  • Neither Engel nor the many people he inspired had such a technical definition of “model” in mind. It was more like the notion of “framework”. Reminds me of what the statistician George Box said, “All models are wrong, but some are useful.” In this case, all definitions of “model” may be wrong, but some may be more useful, or at least more commonly used, than others.

  • I applaud McLaren’s critique of Insel’s new monster, RDoC, except I am puzzled by his comments that George Engel never wrote about the biopsychosocial model and it “doesn’t exist” (“Alerted by the way everybody used the term but nobody ever provided proper references, I trolled through practically everything Engel had ever written, plus dozens of papers that cited him, to find that he had never written the model at all”). Well, it might not exist any more, having been snuffed out by the pseudobiological juggernaut, but for a while it was an inspiration to many young bloods entering the field. Engel wrote at least 3 influential papers between 1977 and 1980, two of which have the term in the title and the other which discusses it in the text, and all of which were decisive in my eventual decision to leave the profession:
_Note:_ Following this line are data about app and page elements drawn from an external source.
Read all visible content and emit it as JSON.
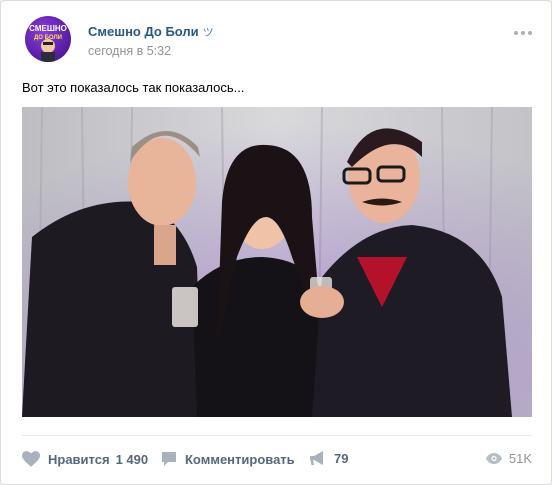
{
  "post": {
    "author": "Смешно До Боли",
    "verified_mark": "ツ",
    "avatar_text_line1": "СМЕШНО",
    "avatar_text_line2": "ДО БОЛИ",
    "time": "сегодня в 5:32",
    "text": "Вот это показалось так показалось..."
  },
  "actions": {
    "like_label": "Нравится",
    "like_count": "1 490",
    "comment_label": "Комментировать",
    "share_count": "79",
    "views_count": "51K"
  },
  "icons": {
    "more": "more-icon",
    "like": "heart-icon",
    "comment": "comment-icon",
    "share": "megaphone-icon",
    "views": "eye-icon"
  },
  "colors": {
    "author_link": "#2a5885",
    "action_text": "#55677d",
    "muted": "#939393",
    "icon": "#a9b1bd"
  }
}
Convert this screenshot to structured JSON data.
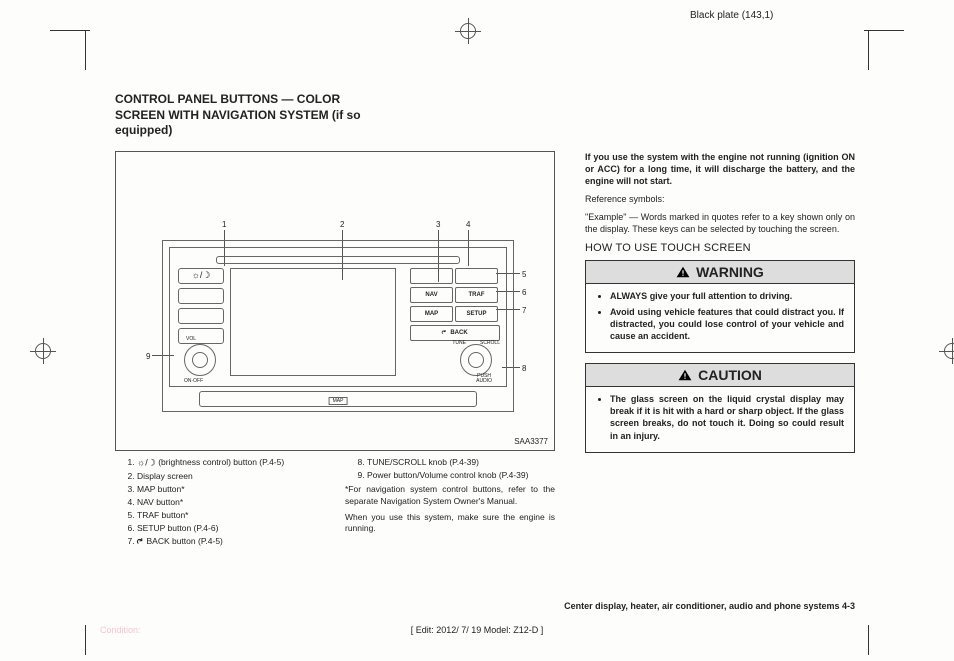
{
  "plate": "Black plate (143,1)",
  "title": "CONTROL PANEL BUTTONS — COLOR SCREEN WITH NAVIGATION SYSTEM (if so equipped)",
  "figure": {
    "id": "SAA3377",
    "buttons": {
      "nav": "NAV",
      "traf": "TRAF",
      "map": "MAP",
      "setup": "SETUP",
      "back": "BACK"
    },
    "labels": {
      "vol": "VOL",
      "onoff": "ON·OFF",
      "tune": "TUNE",
      "scroll": "SCROLL",
      "push": "PUSH AUDIO",
      "mapTag": "MAP"
    },
    "callouts": [
      "1",
      "2",
      "3",
      "4",
      "5",
      "6",
      "7",
      "8",
      "9"
    ]
  },
  "legendLeft": [
    " (brightness control) button (P.4-5)",
    "Display screen",
    "MAP button*",
    "NAV button*",
    "TRAF button*",
    "SETUP button (P.4-6)",
    " BACK button (P.4-5)"
  ],
  "legendRight": {
    "items": [
      "TUNE/SCROLL knob (P.4-39)",
      "Power button/Volume control knob (P.4-39)"
    ],
    "note1": "*For navigation system control buttons, refer to the separate Navigation System Owner's Manual.",
    "note2": "When you use this system, make sure the engine is running."
  },
  "right": {
    "para1": "If you use the system with the engine not running (ignition ON or ACC) for a long time, it will discharge the battery, and the engine will not start.",
    "refLabel": "Reference symbols:",
    "refText": "\"Example\" — Words marked in quotes refer to a key shown only on the display. These keys can be selected by touching the screen.",
    "subhead": "HOW TO USE TOUCH SCREEN",
    "warning": {
      "title": "WARNING",
      "items": [
        {
          "bold": "ALWAYS ",
          "rest": "give your full attention to driving."
        },
        {
          "bold": "",
          "rest": "Avoid using vehicle features that could distract you. If distracted, you could lose control of your vehicle and cause an accident."
        }
      ]
    },
    "caution": {
      "title": "CAUTION",
      "items": [
        {
          "bold": "",
          "rest": "The glass screen on the liquid crystal display may break if it is hit with a hard or sharp object. If the glass screen breaks, do not touch it. Doing so could result in an injury."
        }
      ]
    }
  },
  "footerSection": "Center display, heater, air conditioner, audio and phone systems    4-3",
  "footerEdit": "[ Edit: 2012/ 7/ 19   Model: Z12-D ]",
  "condition": "Condition:"
}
    1977 The need for a new medical model: A challenge for biomedicine. Science 196:129-136

    1979 The biopsychosocial model and the education of health professionals. Annals NY Acad Sci 310: 169-181

    1980 The clinical application of the biopsychosocial model. Am. J. Psychiatry 137:535-544

    The first of these (in Science) is the most cited (nearly 2000 times). Years later, after I discovered the BPSM in my training, I corresponded with Engel near the end of his life and his words of encouragement had a lot to do with my eventual abandonment of the practice of psychiatry entirely. In some respects I am even more severe in my disdain for the industry of psychiatry than McLaren, whose outspoken stance I admire, so I just want to dispel the impression (perhaps unintended) that maybe Engel was in the same league as Insel or Gottesmann and others that dominate the industry of pseudobiological psychiatry now. Engel, by the way, was at the University of Rochester NY just down the road from his more famous contrarian contemporary, Thomas Szasz, at the NY State University branch in Syracuse. I was unable to find the full text of McLaren’s 1998 article (“A critical review of the biopsychosocial model” Australasian Psychiatry 32(1):86-92) on line so I don’t know what he actually says about Engel and the BPSM. Despite its limitations, the BPSM did restore some humanity and sanity to the profession for a while.